## PROBLEM DESCRIPTION
Tally up the lines below with "sword" in them. Answer with the number only.

## SOURCE INFORMATION
• • • • • • •
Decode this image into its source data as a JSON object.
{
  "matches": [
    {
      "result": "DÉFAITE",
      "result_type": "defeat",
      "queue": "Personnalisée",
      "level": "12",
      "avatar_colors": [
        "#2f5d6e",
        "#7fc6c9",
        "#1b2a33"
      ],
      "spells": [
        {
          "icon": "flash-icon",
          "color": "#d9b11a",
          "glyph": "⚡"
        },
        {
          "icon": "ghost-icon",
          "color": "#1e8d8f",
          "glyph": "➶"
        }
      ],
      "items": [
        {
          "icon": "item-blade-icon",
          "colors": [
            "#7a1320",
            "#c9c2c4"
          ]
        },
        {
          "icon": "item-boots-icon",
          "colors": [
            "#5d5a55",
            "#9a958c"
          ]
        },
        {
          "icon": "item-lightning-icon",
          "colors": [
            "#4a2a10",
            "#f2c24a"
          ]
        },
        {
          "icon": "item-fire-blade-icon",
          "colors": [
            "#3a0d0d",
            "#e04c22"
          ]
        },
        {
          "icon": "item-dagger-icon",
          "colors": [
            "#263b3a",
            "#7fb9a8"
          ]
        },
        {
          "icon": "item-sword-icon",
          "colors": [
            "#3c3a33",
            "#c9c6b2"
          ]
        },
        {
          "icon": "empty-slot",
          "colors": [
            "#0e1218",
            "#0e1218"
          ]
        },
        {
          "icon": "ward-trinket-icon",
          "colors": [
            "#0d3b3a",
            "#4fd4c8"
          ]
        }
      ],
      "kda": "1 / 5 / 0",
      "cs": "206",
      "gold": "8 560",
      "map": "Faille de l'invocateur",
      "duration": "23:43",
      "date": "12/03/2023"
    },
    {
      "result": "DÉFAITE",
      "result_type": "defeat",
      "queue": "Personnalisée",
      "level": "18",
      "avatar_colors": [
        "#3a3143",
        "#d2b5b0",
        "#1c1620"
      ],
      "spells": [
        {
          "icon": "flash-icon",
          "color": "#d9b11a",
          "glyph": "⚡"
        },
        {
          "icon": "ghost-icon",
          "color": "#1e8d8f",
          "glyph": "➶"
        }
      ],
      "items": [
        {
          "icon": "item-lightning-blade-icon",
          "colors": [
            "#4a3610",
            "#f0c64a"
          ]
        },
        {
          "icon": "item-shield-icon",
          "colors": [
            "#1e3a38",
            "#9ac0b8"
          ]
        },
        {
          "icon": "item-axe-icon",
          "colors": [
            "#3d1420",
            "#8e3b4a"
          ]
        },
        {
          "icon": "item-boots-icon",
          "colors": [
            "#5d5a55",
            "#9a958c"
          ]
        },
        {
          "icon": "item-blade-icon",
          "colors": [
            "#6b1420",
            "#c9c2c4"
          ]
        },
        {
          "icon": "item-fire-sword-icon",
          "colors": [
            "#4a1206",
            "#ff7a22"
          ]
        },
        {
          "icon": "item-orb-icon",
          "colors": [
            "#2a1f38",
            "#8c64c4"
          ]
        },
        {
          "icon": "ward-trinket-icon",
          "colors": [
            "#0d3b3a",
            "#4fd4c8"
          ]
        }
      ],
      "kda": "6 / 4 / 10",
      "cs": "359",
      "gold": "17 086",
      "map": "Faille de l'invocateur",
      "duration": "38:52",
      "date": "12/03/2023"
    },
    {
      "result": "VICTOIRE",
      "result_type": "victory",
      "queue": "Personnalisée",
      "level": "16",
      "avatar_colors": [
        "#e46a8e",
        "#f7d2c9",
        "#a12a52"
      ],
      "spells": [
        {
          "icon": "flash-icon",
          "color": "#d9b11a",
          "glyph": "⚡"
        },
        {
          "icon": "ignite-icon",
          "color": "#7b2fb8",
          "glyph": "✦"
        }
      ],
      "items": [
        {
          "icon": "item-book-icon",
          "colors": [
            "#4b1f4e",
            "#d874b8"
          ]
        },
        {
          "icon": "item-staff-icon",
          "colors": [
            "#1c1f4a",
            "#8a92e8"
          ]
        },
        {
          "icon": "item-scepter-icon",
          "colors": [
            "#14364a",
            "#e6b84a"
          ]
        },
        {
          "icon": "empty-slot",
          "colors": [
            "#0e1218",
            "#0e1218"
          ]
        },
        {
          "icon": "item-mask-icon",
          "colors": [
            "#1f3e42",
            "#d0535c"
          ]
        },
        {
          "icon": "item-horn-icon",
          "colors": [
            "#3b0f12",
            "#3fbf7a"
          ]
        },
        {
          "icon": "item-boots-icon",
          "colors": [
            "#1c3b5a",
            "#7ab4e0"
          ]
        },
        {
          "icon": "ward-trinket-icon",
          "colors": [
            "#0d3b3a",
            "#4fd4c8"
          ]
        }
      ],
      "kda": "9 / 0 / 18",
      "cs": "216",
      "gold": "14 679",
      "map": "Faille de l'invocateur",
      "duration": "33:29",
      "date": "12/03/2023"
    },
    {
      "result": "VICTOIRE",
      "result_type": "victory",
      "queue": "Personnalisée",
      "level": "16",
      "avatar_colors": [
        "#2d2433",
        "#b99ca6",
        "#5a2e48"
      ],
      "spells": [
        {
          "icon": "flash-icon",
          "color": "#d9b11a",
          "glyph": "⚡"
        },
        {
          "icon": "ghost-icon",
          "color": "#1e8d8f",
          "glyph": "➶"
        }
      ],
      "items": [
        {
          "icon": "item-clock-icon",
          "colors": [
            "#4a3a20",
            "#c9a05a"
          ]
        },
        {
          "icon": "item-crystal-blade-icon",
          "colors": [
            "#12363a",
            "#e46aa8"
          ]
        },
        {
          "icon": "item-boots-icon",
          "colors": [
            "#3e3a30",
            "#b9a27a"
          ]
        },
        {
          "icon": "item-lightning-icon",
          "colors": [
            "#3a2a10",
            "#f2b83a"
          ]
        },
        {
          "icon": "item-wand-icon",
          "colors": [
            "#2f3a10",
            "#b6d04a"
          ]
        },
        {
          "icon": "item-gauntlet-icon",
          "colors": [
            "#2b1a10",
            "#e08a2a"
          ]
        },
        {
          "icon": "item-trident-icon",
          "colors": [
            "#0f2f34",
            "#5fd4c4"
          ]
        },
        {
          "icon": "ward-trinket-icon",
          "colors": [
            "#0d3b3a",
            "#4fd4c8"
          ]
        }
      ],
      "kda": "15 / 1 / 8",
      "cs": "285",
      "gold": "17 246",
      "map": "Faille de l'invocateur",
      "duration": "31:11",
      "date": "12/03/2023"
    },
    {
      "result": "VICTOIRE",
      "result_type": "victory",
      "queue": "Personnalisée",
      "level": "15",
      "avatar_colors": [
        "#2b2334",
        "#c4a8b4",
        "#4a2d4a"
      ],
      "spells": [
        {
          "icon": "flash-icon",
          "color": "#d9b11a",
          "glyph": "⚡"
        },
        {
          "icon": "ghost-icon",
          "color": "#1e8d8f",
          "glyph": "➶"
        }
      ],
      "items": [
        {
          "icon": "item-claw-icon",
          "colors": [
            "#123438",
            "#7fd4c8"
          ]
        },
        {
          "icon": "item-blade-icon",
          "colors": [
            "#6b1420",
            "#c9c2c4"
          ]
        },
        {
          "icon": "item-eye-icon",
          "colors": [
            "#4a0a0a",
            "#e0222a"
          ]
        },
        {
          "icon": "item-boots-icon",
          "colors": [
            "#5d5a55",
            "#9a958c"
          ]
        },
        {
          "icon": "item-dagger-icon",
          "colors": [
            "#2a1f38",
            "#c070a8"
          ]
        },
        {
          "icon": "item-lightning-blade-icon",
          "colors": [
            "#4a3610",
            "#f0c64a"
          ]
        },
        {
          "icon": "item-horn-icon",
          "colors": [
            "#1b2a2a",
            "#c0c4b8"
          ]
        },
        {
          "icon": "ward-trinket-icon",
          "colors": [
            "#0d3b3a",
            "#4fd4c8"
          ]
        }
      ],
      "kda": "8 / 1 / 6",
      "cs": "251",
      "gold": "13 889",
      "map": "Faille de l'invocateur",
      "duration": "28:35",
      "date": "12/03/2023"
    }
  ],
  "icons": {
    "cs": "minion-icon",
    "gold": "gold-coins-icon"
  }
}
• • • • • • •
## SOLUTION FOR THIS TASK
2